Hence becoming addicted to ketamine depends on what it is being used for. If ketamine was medically prescribed, let’s say as a sedative, it is less likely the person will become addicted to it, since the medical experts know what optimum dosage will be most effective. On the other hand, if a person uses ketamine purely for recreational purposes, the chances of them getting addicted exponentially increase, because they constantly increase their dosage to feel the same effects of the drug. ketamine’s addiction arises from the fact that it disrupts brain’s chemical balance and alters neurotransmitters. The impairment of users’ cognitive skills, leaves them exposed to being addicted and makes it harder for them to quit.
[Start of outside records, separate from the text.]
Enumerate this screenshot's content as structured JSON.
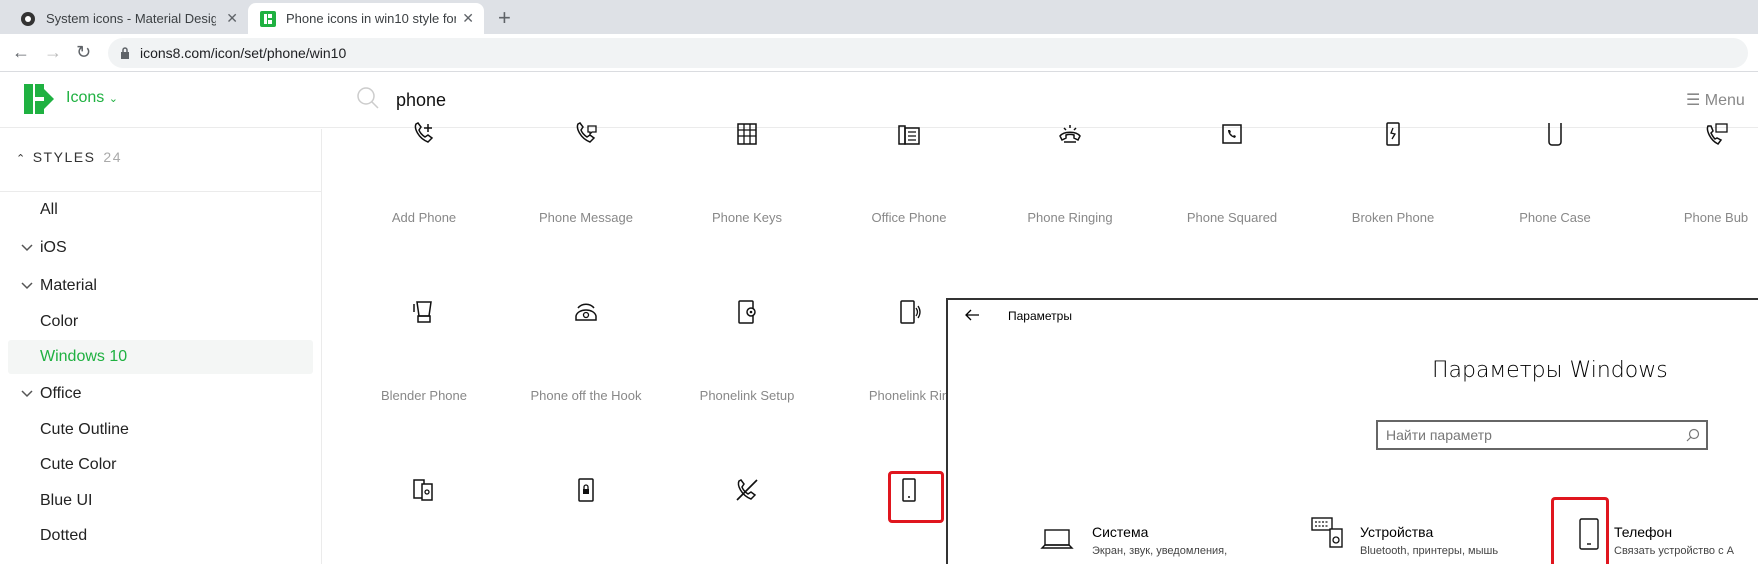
{
  "browser": {
    "tabs": [
      {
        "title": "System icons - Material Design"
      },
      {
        "title": "Phone icons in win10 style for gr"
      }
    ],
    "url": "icons8.com/icon/set/phone/win10"
  },
  "header": {
    "brand": "Icons",
    "search_value": "phone",
    "menu_label": "Menu"
  },
  "sidebar": {
    "styles_label": "STYLES",
    "styles_count": "24",
    "items": [
      {
        "label": "All"
      },
      {
        "label": "iOS"
      },
      {
        "label": "Material"
      },
      {
        "label": "Color"
      },
      {
        "label": "Windows 10"
      },
      {
        "label": "Office"
      },
      {
        "label": "Cute Outline"
      },
      {
        "label": "Cute Color"
      },
      {
        "label": "Blue UI"
      },
      {
        "label": "Dotted"
      }
    ]
  },
  "grid": {
    "row1": [
      "Add Phone",
      "Phone Message",
      "Phone Keys",
      "Office Phone",
      "Phone Ringing",
      "Phone Squared",
      "Broken Phone",
      "Phone Case",
      "Phone Bub"
    ],
    "row2": [
      "Blender Phone",
      "Phone off the Hook",
      "Phonelink Setup",
      "Phonelink Rin"
    ]
  },
  "settings_window": {
    "title": "Параметры",
    "heading": "Параметры Windows",
    "search_placeholder": "Найти параметр",
    "tiles": [
      {
        "name": "Система",
        "desc": "Экран, звук, уведомления,"
      },
      {
        "name": "Устройства",
        "desc": "Bluetooth, принтеры, мышь"
      },
      {
        "name": "Телефон",
        "desc": "Связать устройство с A"
      }
    ]
  },
  "colors": {
    "accent": "#1fb141",
    "highlight": "#e0161e"
  }
}
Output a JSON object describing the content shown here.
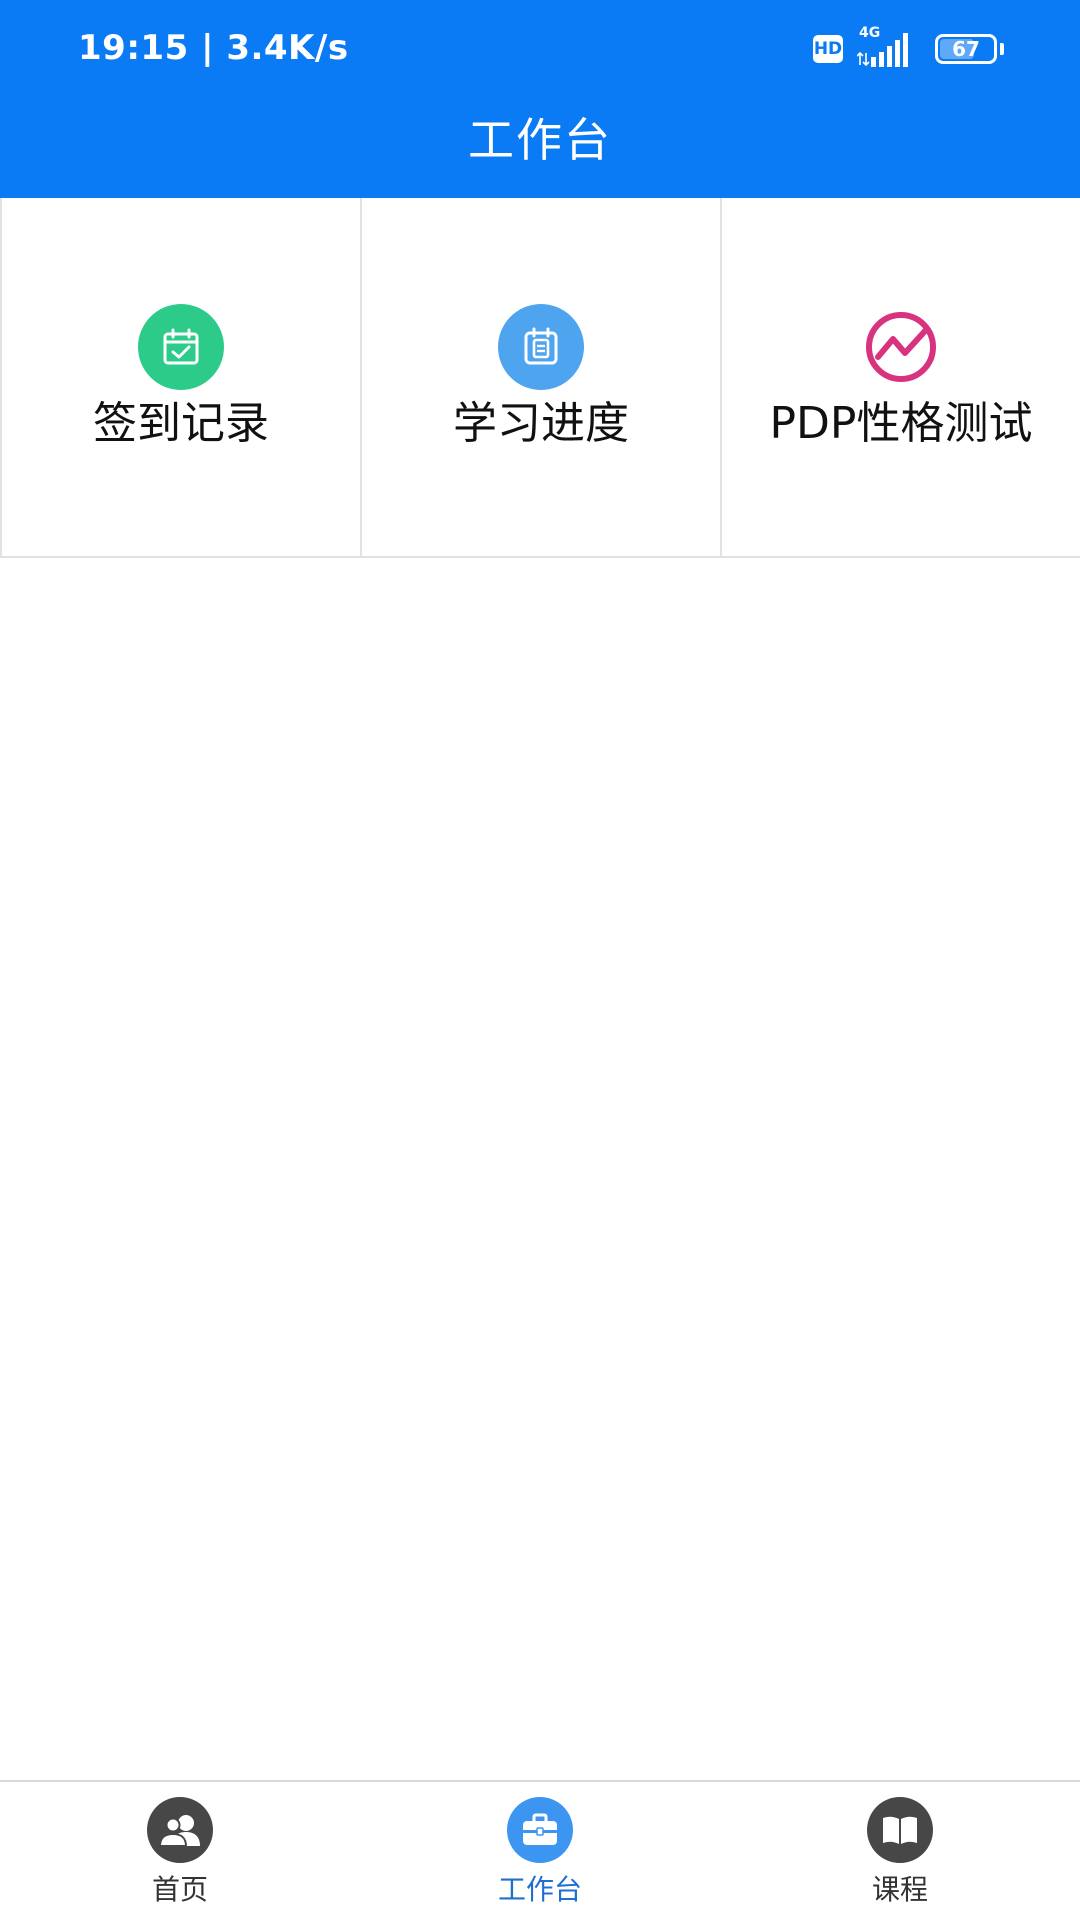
{
  "status_bar": {
    "time_speed": "19:15 | 3.4K/s",
    "hd_badge": "HD",
    "network": "4G",
    "battery": "67",
    "battery_level_percent": 67
  },
  "header": {
    "title": "工作台"
  },
  "grid": {
    "items": [
      {
        "label": "签到记录",
        "icon": "calendar-check-icon",
        "icon_color": "#2ccb8a"
      },
      {
        "label": "学习进度",
        "icon": "notebook-icon",
        "icon_color": "#4ea4ee"
      },
      {
        "label": "PDP性格测试",
        "icon": "trend-chart-icon",
        "icon_color": "#d8337e"
      }
    ]
  },
  "tabbar": {
    "items": [
      {
        "label": "首页",
        "icon": "users-icon",
        "active": false
      },
      {
        "label": "工作台",
        "icon": "briefcase-icon",
        "active": true
      },
      {
        "label": "课程",
        "icon": "book-icon",
        "active": false
      }
    ]
  },
  "colors": {
    "header_bg": "#0a7bf5",
    "tab_active": "#3d95f2",
    "tab_inactive": "#474747"
  }
}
Moreover, it can be extremely difficult to kick the ketamine habit, if the ketamine addiction arose due to medical reasons, for example if a doctor prescribed ketamine for treatment of an injury, other anitbiotics might feel inadequate at treating the patient’s pain due to ketamine’s fast acting effects, over time if the patient’s pain becomes unmanageable, the patient will use more of the drug to ease his condition, hence the chances of becoming addicted increase significantly. But luckily treating ketamine is manageable if done right.
How To Reduce Harm And Risk Associated With Ketamine Use?
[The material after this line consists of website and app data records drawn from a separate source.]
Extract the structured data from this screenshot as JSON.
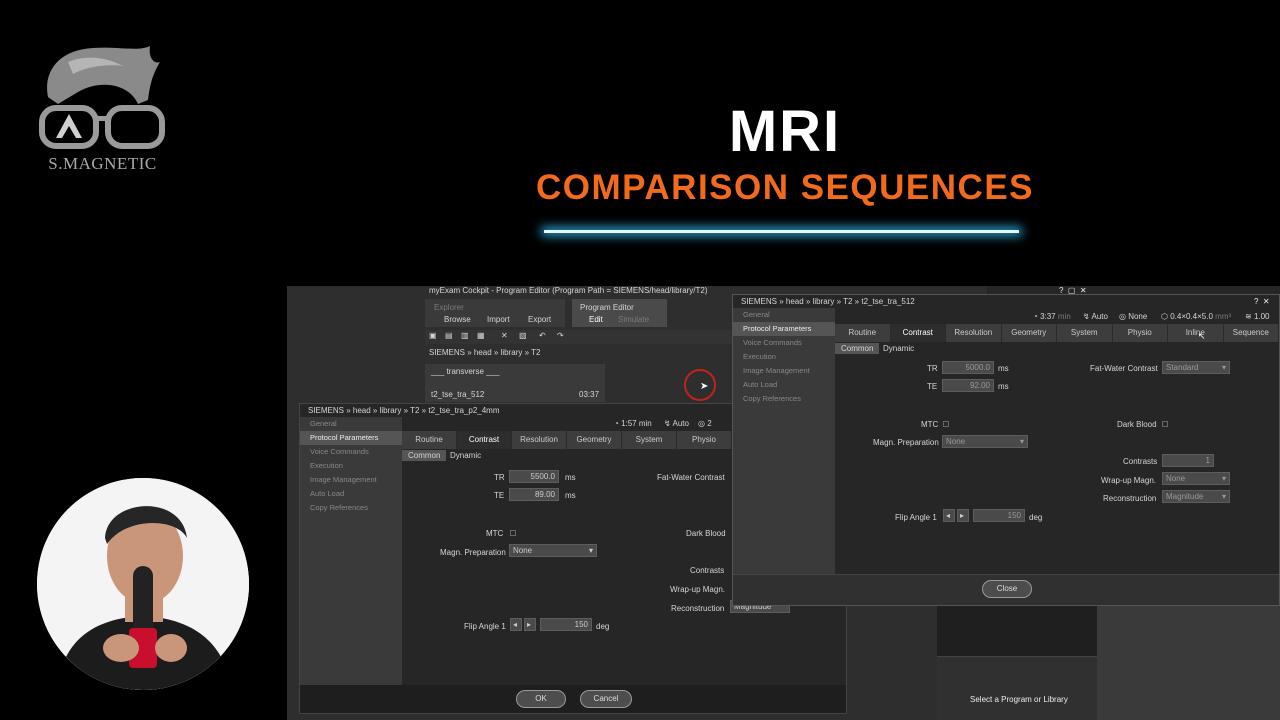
{
  "brand": {
    "logo_text": "S.MAGNETIC"
  },
  "heading": {
    "title": "MRI",
    "subtitle": "COMPARISON SEQUENCES"
  },
  "cockpit": {
    "window_title": "myExam Cockpit - Program Editor (Program Path = SIEMENS/head/library/T2)",
    "explorer_label": "Explorer",
    "explorer_items": [
      "Browse",
      "Import",
      "Export"
    ],
    "editor_label": "Program Editor",
    "editor_items": [
      "Edit",
      "Simulate"
    ],
    "breadcrumb": "SIEMENS » head » library » T2",
    "group_label": "___ transverse ___",
    "list_item": {
      "name": "t2_tse_tra_512",
      "time": "03:37"
    },
    "select_hint": "Select a Program or Library"
  },
  "dialog_back": {
    "breadcrumb": "SIEMENS » head » library » T2 » t2_tse_tra_p2_4mm",
    "status": {
      "time": "1:57 min",
      "auto": "Auto",
      "count": "2"
    },
    "sidebar": [
      "General",
      "Protocol Parameters",
      "Voice Commands",
      "Execution",
      "Image Management",
      "Auto Load",
      "Copy References"
    ],
    "tabs": [
      "Routine",
      "Contrast",
      "Resolution",
      "Geometry",
      "System",
      "Physio"
    ],
    "subtabs": [
      "Common",
      "Dynamic"
    ],
    "tr": {
      "label": "TR",
      "value": "5500.0",
      "unit": "ms"
    },
    "te": {
      "label": "TE",
      "value": "89.00",
      "unit": "ms"
    },
    "fat_water": {
      "label": "Fat-Water Contrast"
    },
    "mtc": {
      "label": "MTC"
    },
    "dark_blood": {
      "label": "Dark Blood"
    },
    "magn_prep": {
      "label": "Magn. Preparation",
      "value": "None"
    },
    "contrasts": {
      "label": "Contrasts"
    },
    "wrap": {
      "label": "Wrap-up Magn."
    },
    "recon": {
      "label": "Reconstruction",
      "value": "Magnitude"
    },
    "flip": {
      "label": "Flip Angle 1",
      "value": "150",
      "unit": "deg"
    },
    "ok": "OK",
    "cancel": "Cancel"
  },
  "dialog_front": {
    "breadcrumb": "SIEMENS » head » library » T2 » t2_tse_tra_512",
    "status": {
      "time": "3:37",
      "time_unit": "min",
      "auto": "Auto",
      "none": "None",
      "voxel": "0.4×0.4×5.0",
      "voxel_unit": "mm³",
      "snr": "1.00"
    },
    "sidebar": [
      "General",
      "Protocol Parameters",
      "Voice Commands",
      "Execution",
      "Image Management",
      "Auto Load",
      "Copy References"
    ],
    "tabs": [
      "Routine",
      "Contrast",
      "Resolution",
      "Geometry",
      "System",
      "Physio",
      "Inline",
      "Sequence"
    ],
    "subtabs": [
      "Common",
      "Dynamic"
    ],
    "tr": {
      "label": "TR",
      "value": "5000.0",
      "unit": "ms"
    },
    "te": {
      "label": "TE",
      "value": "92.00",
      "unit": "ms"
    },
    "fat_water": {
      "label": "Fat-Water Contrast",
      "value": "Standard"
    },
    "mtc": {
      "label": "MTC"
    },
    "dark_blood": {
      "label": "Dark Blood"
    },
    "magn_prep": {
      "label": "Magn. Preparation",
      "value": "None"
    },
    "contrasts": {
      "label": "Contrasts",
      "value": "1"
    },
    "wrap": {
      "label": "Wrap-up Magn.",
      "value": "None"
    },
    "recon": {
      "label": "Reconstruction",
      "value": "Magnitude"
    },
    "flip": {
      "label": "Flip Angle 1",
      "value": "150",
      "unit": "deg"
    },
    "close": "Close"
  },
  "colors": {
    "accent_orange": "#f26b1d",
    "glow_blue": "#2aa7d8"
  }
}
Like any drug ketamine has its own set of risk associated with its usage, most of which could prove fatal, especially in high dosages. Most of the risk associated, includes accidental damage during stages of intoxication, and when combined with other drugs such as alcohol. Luckily most of these risks can be minimized, when the user fully understands how the drug functions and affects an individual.
Reduced risk is associated when ketamine is taken in small doses and in form other injections, since syringes directly pass the drug into the bloodstream. Remain well hydrated to reduce urinary tract infections. Most importantly, the user should remain under constant attention and should not be left alone, or be left in situations in which drug use could increase personal vulnerability, as there is a high probability of inflicting self-harm. Ideally, the individual should be left under the care of a non-drug affected person.
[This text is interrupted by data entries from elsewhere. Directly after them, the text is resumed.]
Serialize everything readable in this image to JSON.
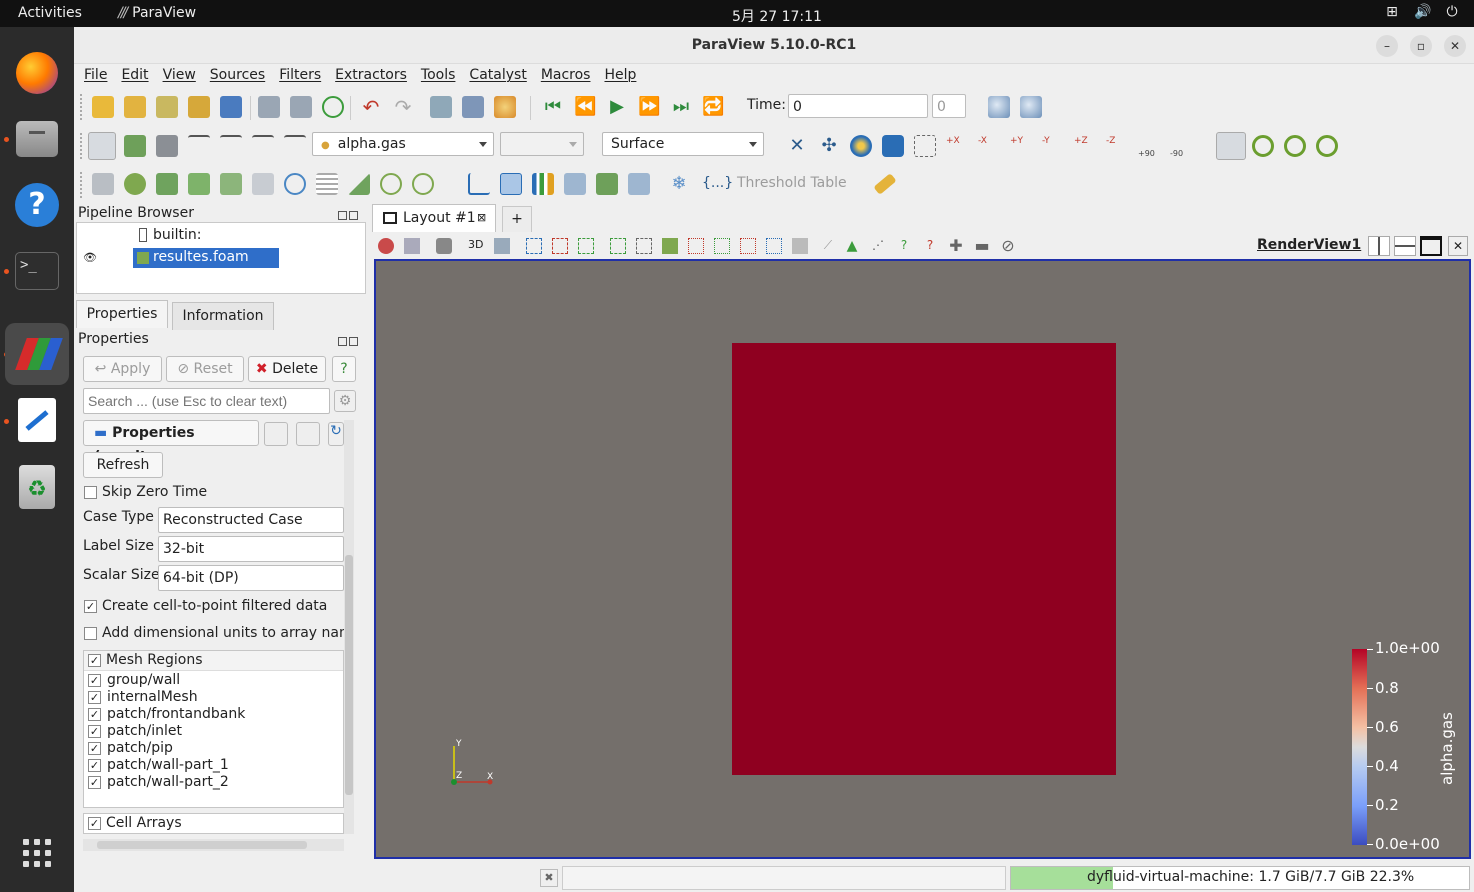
{
  "topbar": {
    "activities": "Activities",
    "app_name": "ParaView",
    "clock": "5月 27  17:11"
  },
  "window": {
    "title": "ParaView 5.10.0-RC1"
  },
  "menu": [
    "File",
    "Edit",
    "View",
    "Sources",
    "Filters",
    "Extractors",
    "Tools",
    "Catalyst",
    "Macros",
    "Help"
  ],
  "toolbar_main": {
    "time_label": "Time:",
    "time_value": "0",
    "timestep_value": "0"
  },
  "toolbar_display": {
    "color_by": "alpha.gas",
    "component": "",
    "representation": "Surface",
    "rot_plus": "+90",
    "rot_minus": "-90"
  },
  "toolbar_filters": {
    "threshold_table": "Threshold Table",
    "braces": "{...}"
  },
  "pipeline_browser": {
    "title": "Pipeline Browser",
    "items": [
      "builtin:",
      "resultes.foam"
    ]
  },
  "tabs": {
    "properties": "Properties",
    "information": "Information"
  },
  "properties": {
    "title": "Properties",
    "apply": "Apply",
    "reset": "Reset",
    "delete": "Delete",
    "help": "?",
    "search_placeholder": "Search ... (use Esc to clear text)",
    "section_title": "Properties (resulte",
    "refresh": "Refresh",
    "skip_zero_time": "Skip Zero Time",
    "skip_zero_time_checked": false,
    "case_type_label": "Case Type",
    "case_type_value": "Reconstructed Case",
    "label_size_label": "Label Size",
    "label_size_value": "32-bit",
    "scalar_size_label": "Scalar Size",
    "scalar_size_value": "64-bit (DP)",
    "cell_to_point": "Create cell-to-point filtered data",
    "cell_to_point_checked": true,
    "dim_units": "Add dimensional units to array name",
    "dim_units_checked": false,
    "mesh_regions_header": "Mesh Regions",
    "mesh_regions": [
      "group/wall",
      "internalMesh",
      "patch/frontandbank",
      "patch/inlet",
      "patch/pip",
      "patch/wall-part_1",
      "patch/wall-part_2"
    ],
    "cell_arrays_header": "Cell Arrays"
  },
  "layout": {
    "tab_label": "Layout #1",
    "add_tab": "+",
    "view_name": "RenderView1",
    "mode_3d": "3D"
  },
  "render": {
    "background_color": "#746f6b",
    "domain_color": "#8f0020",
    "axes": {
      "x": "X",
      "y": "Y",
      "z": "Z"
    },
    "colorbar": {
      "title": "alpha.gas",
      "labels": [
        "1.0e+00",
        "0.8",
        "0.6",
        "0.4",
        "0.2",
        "0.0e+00"
      ]
    }
  },
  "status": {
    "memory_text": "dyfluid-virtual-machine: 1.7 GiB/7.7 GiB 22.3%",
    "memory_fraction": 0.223
  }
}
Administering ketamine yourself could be extremely dangerous and one should avoid it all costs, especially if one is under the influence and tries to mix with alcohol or start an IV line. Mislabeled drugs or buying from an unknown source or from someone new could be risky, hence should be avoided.
Generally speaking, tolerance can be prevented if the drug is taken in small infrequent doses. Avoid drugs with other harmful substances such as alcohol, CNS depressants or stimulants. One should plan ahead in case of intoxication. Use of a drug for the first time should be avoided if the person is alone or already intoxicated with another substance; recommend that having a non-using trusted person present can be helpful if adverse reactions occur. Explain what is expected on cessation of drug use and outline when help should be sought.